Ford Motor Company’s restructuring is on track to be completed without the carmaker seeking emergency government bridge loans and to bring a profit as soon as 2011, executives have told shareholders.
Ford shareholders also approved the company’s funding plan for a healthcare trust for UAW retirees and knocked down shareholder requests to change the voting structure and allow a smaller percentage of stockholders to call for special meetings.
The annual meeting here came just two weeks after Chrysler LLC filed for bankruptcy protection and amid industry-wide concerns that rival General Motors could follow Chrysler into court within weeks.
Ford Executive Chairman Bill Ford said the industry environment was the toughest he had seen in his three decades in the business, but he remains confident of the carmaker’s restructuring plan.
“Much of the tremendous progress we have made has been overshadowed by the economic crisis of historic proportions that began last year,” he told shareholders. “We are undergoing the most rapid and far-ranging transformation in our history.”
CEO Alan Mulally said Ford remained committed to matching capacity worldwide to demand and would continue a multi-year program of dealership consolidations in urban areas.
“We are confident that we will not only survive this downturn, but that we will emerge as a lean, globally integrated company poised for long-term profitable growth,” Mr Mulally said, adding that the carmaker was on track to be at or above break-even in 2011 excluding special items.
Ford is the only US carmaker not operating under US government emergency loans and expects to be able to steer clear of the industry collapse now swallowing GM and Chrysler as long as that process is orderly.
The carmaker’s stock was up 36 cents, or 7.3 per cent, at US$5.32 on the New York Stock Exchange after the annual meeting, which attracted 98 Ford shareholders, up from 56 last year.
Ford posted a company record net loss of US$14.7 billion in 2008 and losses have totalled US$30 billion over the past three full years.
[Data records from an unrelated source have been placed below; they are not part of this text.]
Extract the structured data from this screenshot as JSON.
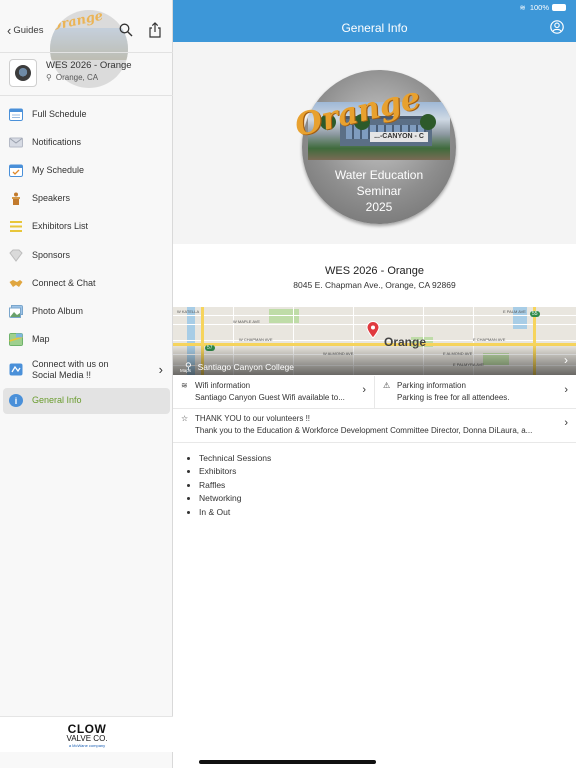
{
  "sidebar": {
    "back_label": "Guides",
    "event": {
      "title": "WES 2026 - Orange",
      "location": "Orange, CA",
      "ghost_logo_text": "Orange"
    },
    "items": [
      {
        "label": "Full Schedule",
        "icon": "calendar-icon",
        "color": "#4a90d9"
      },
      {
        "label": "Notifications",
        "icon": "envelope-icon",
        "color": "#c8ccd6"
      },
      {
        "label": "My Schedule",
        "icon": "calendar-check-icon",
        "color": "#4a90d9"
      },
      {
        "label": "Speakers",
        "icon": "podium-icon",
        "color": "#c27a2c"
      },
      {
        "label": "Exhibitors List",
        "icon": "list-icon",
        "color": "#e8c63a"
      },
      {
        "label": "Sponsors",
        "icon": "diamond-icon",
        "color": "#d6d6d6"
      },
      {
        "label": "Connect & Chat",
        "icon": "handshake-icon",
        "color": "#e0a640"
      },
      {
        "label": "Photo Album",
        "icon": "photo-icon",
        "color": "#6aa16a"
      },
      {
        "label": "Map",
        "icon": "map-icon",
        "color": "#6fb36b"
      },
      {
        "label": "Connect with us on Social Media !!",
        "icon": "social-icon",
        "color": "#4a90d9"
      },
      {
        "label": "General Info",
        "icon": "info-icon",
        "color": "#4a90d9"
      }
    ],
    "sponsor": {
      "line1": "CLOW",
      "line2": "VALVE CO.",
      "line3": "a McWane company"
    }
  },
  "status_bar": {
    "battery": "100%"
  },
  "header": {
    "title": "General Info"
  },
  "hero": {
    "orange_word": "Orange",
    "sign_text": "...-CANYON - C",
    "line1": "Water Education",
    "line2": "Seminar",
    "line3": "2025"
  },
  "event": {
    "name": "WES 2026 - Orange",
    "address": "8045 E. Chapman Ave., Orange, CA 92869"
  },
  "map": {
    "city_label": "Orange",
    "place_name": "Santiago Canyon College",
    "provider": "Maps",
    "streets": [
      "W KATELLA",
      "E PALM AVE",
      "W MAPLE AVE",
      "W CHAPMAN AVE",
      "E CHAPMAN AVE",
      "W ALMOND AVE",
      "E ALMOND AVE",
      "E PALMYRA AVE"
    ],
    "highways": [
      "57",
      "55"
    ]
  },
  "info_cards": [
    {
      "title": "Wifi information",
      "body": "Santiago Canyon Guest Wifi available to...",
      "icon": "wifi-icon"
    },
    {
      "title": "Parking information",
      "body": "Parking is free for all attendees.",
      "icon": "warning-icon"
    }
  ],
  "volunteer_card": {
    "title": "THANK YOU to our volunteers !!",
    "body": "Thank you to the Education & Workforce Development Committee Director, Donna DiLaura, a...",
    "icon": "star-icon"
  },
  "bullets": [
    "Technical Sessions",
    "Exhibitors",
    "Raffles",
    "Networking",
    "In & Out"
  ]
}
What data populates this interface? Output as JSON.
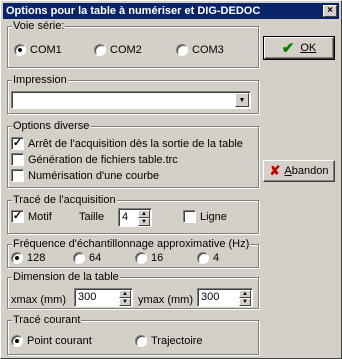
{
  "window": {
    "title": "Options pour la table à numériser et DIG-DEDOC",
    "close": "×"
  },
  "voie_serie": {
    "title": "Voie série:",
    "options": [
      {
        "label": "COM1",
        "selected": true
      },
      {
        "label": "COM2",
        "selected": false
      },
      {
        "label": "COM3",
        "selected": false
      }
    ]
  },
  "impression": {
    "title": "Impression",
    "value": ""
  },
  "options_diverse": {
    "title": "Options diverse",
    "items": [
      {
        "label": "Arrêt de l'acquisition dès la sortie de la table",
        "checked": true
      },
      {
        "label": "Génération de fichiers table.trc",
        "checked": false
      },
      {
        "label": "Numérisation d'une courbe",
        "checked": false
      }
    ]
  },
  "trace_acquisition": {
    "title": "Tracé de l'acquisition",
    "motif_label": "Motif",
    "motif_checked": true,
    "taille_label": "Taille",
    "taille_value": "4",
    "ligne_label": "Ligne",
    "ligne_checked": false
  },
  "frequence": {
    "title": "Fréquence d'échantillonnage approximative (Hz)",
    "options": [
      {
        "label": "128",
        "selected": true
      },
      {
        "label": "64",
        "selected": false
      },
      {
        "label": "16",
        "selected": false
      },
      {
        "label": "4",
        "selected": false
      }
    ]
  },
  "dimension": {
    "title": "Dimension de la table",
    "xmax_label": "xmax (mm)",
    "xmax_value": "300",
    "ymax_label": "ymax (mm)",
    "ymax_value": "300"
  },
  "trace_courant": {
    "title": "Tracé courant",
    "options": [
      {
        "label": "Point courant",
        "selected": true
      },
      {
        "label": "Trajectoire",
        "selected": false
      }
    ]
  },
  "buttons": {
    "ok_label": "OK",
    "abandon_prefix": "",
    "abandon_label": "Abandon"
  },
  "colors": {
    "titlebar": "#0a246a",
    "face": "#d4d0c8",
    "ok_icon": "#008000",
    "cancel_icon": "#c00000"
  }
}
It posted a first-quarter net loss of US$1.43 billion.
US industry analysts see the Ford debt restructuring, the union agreements and the carmaker’s ability to issue more stock as signs that it could make it through the industry downturn and out the other side without seeking government emergency loans.
The company has completed a debt restructuring, raised US$1.6 billion in cash from a stock offering and reached a deal with the UAW to cut labor costs and reduce its cash obligations to a union retiree healthcare trust.
On the sales front, Ford has seen its US retail market share stabilize over the last several months, albeit with the industry sales running at a roughly 27-year low.